Lines from the listing that hold the string "Listesi" are what you should return.

*Data in this exercise*.
══════════════════════════════
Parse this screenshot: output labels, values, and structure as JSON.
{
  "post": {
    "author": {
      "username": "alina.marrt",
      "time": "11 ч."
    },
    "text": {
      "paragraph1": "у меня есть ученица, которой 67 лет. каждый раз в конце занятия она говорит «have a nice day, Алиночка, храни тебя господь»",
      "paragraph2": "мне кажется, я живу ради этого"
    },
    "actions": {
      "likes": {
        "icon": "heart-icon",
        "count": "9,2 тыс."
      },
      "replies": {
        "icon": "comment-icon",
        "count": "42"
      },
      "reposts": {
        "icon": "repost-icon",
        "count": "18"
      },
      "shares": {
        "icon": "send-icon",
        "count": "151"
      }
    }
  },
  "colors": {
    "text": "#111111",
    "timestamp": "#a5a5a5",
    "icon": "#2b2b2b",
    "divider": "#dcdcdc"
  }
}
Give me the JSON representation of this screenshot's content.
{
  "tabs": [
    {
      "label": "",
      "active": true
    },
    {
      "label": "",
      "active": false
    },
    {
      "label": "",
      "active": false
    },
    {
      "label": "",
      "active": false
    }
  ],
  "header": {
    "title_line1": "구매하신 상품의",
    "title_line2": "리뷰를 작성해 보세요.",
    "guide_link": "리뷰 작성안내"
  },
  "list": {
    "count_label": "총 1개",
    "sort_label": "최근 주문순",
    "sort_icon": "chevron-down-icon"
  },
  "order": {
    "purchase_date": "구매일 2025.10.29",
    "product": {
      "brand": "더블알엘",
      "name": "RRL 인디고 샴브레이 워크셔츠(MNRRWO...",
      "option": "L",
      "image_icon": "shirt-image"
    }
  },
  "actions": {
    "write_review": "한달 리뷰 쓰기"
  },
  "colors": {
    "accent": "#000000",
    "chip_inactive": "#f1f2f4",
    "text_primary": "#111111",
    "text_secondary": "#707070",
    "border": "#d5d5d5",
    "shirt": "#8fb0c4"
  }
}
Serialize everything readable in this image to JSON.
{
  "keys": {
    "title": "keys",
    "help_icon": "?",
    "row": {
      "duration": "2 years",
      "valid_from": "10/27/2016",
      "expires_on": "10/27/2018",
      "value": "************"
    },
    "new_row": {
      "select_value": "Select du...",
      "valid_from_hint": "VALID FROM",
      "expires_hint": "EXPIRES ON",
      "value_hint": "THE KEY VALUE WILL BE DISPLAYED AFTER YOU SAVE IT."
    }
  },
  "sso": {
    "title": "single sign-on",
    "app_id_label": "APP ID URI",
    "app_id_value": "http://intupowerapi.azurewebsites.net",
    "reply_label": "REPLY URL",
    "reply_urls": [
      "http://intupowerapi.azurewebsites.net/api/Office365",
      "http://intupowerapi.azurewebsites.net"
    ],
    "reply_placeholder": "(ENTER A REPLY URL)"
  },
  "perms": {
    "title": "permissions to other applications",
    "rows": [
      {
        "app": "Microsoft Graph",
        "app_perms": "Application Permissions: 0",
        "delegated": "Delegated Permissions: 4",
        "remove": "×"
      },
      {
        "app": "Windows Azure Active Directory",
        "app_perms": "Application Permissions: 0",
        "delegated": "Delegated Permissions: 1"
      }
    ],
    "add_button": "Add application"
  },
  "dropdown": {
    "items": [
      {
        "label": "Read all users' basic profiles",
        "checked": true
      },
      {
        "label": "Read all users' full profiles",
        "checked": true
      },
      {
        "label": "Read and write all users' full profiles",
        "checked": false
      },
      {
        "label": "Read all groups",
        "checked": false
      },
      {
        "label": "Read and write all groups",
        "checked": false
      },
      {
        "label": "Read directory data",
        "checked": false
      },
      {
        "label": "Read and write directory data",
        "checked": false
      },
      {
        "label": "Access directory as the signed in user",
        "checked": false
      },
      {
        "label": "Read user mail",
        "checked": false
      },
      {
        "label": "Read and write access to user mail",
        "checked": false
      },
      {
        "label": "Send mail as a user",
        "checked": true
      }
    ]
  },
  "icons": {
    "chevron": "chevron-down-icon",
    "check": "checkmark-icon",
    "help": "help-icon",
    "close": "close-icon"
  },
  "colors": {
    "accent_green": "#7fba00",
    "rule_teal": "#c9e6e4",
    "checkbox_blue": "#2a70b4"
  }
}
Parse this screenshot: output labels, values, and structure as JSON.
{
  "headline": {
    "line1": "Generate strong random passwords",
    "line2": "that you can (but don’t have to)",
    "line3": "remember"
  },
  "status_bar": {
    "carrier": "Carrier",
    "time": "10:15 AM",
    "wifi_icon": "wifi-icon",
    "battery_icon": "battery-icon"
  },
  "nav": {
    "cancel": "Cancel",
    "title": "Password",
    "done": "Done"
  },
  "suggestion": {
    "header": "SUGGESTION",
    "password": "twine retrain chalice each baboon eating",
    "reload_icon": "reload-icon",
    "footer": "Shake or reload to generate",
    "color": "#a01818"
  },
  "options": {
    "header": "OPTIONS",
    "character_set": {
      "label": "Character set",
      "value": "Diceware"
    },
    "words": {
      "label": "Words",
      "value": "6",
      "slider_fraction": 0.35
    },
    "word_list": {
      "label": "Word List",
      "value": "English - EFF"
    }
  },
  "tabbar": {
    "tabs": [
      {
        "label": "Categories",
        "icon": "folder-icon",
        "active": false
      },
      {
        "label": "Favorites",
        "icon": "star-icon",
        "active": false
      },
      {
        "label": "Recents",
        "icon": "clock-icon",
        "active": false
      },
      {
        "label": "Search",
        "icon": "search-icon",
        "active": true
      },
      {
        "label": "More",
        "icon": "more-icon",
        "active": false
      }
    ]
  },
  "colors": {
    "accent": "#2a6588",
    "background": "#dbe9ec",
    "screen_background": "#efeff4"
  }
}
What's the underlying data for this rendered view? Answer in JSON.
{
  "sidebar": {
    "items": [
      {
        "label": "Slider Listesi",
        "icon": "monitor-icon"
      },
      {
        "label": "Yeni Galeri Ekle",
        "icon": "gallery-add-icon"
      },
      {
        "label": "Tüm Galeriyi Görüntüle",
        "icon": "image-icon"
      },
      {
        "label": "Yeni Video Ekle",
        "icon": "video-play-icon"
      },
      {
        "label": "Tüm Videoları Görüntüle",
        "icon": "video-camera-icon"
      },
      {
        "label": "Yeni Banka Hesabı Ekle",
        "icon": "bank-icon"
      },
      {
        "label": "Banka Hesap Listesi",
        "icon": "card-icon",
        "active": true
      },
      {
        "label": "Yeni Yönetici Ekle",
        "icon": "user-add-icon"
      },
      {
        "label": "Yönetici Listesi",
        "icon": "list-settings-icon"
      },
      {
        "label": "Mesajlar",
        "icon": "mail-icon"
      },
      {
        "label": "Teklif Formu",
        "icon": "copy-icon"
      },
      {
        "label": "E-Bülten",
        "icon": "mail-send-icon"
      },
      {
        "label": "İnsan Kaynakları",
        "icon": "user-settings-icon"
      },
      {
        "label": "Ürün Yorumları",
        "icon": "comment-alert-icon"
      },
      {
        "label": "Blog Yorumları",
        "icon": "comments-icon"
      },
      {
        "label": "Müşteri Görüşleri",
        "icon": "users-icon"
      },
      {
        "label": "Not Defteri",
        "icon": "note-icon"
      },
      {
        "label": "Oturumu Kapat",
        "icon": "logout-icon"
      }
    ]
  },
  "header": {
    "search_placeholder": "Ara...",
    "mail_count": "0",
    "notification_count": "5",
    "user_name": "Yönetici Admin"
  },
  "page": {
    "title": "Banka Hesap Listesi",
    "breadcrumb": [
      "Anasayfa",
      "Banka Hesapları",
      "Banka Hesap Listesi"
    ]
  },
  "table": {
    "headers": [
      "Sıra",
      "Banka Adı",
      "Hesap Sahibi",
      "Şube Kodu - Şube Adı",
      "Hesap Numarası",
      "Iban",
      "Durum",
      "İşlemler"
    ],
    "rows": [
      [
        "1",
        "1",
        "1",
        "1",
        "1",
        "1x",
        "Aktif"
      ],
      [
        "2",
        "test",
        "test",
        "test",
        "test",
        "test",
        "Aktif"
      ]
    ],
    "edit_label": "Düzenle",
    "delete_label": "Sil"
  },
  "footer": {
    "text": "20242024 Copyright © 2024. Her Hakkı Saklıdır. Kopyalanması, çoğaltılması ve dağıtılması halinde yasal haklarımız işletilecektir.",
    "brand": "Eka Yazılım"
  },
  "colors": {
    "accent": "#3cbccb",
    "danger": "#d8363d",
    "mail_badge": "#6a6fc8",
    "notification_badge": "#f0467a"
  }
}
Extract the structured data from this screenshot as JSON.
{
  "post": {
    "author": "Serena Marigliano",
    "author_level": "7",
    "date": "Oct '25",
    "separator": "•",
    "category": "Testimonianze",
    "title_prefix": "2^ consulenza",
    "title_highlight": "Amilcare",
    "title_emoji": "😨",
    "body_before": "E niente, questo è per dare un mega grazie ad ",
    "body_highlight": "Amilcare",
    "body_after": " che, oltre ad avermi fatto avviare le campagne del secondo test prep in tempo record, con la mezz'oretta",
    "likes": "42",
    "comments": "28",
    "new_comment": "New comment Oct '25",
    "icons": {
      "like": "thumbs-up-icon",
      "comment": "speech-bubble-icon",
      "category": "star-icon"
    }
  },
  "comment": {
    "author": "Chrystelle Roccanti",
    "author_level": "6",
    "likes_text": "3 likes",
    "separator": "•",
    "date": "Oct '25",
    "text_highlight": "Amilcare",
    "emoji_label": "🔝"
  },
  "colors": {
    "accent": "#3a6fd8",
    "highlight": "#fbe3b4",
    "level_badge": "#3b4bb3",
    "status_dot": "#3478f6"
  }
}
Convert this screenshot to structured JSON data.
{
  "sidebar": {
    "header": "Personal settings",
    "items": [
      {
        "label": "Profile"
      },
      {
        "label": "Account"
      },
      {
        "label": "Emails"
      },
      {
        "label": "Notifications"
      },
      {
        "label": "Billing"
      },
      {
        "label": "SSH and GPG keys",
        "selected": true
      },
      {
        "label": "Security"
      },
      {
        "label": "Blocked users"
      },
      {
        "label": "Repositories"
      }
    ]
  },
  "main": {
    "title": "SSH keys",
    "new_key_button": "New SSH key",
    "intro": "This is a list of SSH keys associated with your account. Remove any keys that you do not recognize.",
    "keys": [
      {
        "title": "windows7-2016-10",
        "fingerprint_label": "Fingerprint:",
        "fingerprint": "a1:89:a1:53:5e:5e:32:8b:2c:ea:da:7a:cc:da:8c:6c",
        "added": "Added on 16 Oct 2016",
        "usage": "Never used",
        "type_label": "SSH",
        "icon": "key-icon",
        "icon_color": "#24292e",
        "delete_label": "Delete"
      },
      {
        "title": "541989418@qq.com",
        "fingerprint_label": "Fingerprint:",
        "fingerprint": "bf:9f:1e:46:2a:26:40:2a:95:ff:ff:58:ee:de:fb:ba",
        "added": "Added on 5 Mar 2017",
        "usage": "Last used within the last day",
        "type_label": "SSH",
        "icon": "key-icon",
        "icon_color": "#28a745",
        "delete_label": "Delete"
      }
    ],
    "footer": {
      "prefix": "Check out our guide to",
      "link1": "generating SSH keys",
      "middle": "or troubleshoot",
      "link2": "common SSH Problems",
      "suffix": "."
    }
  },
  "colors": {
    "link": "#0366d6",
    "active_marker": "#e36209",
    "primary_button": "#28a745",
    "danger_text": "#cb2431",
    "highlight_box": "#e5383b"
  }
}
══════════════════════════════
*Result of the exercise*.
        "label": "Slider Listesi",
        "label": "Banka Hesap Listesi",
        "label": "Yönetici Listesi",
    "title": "Banka Hesap Listesi",
      "Banka Hesap Listesi"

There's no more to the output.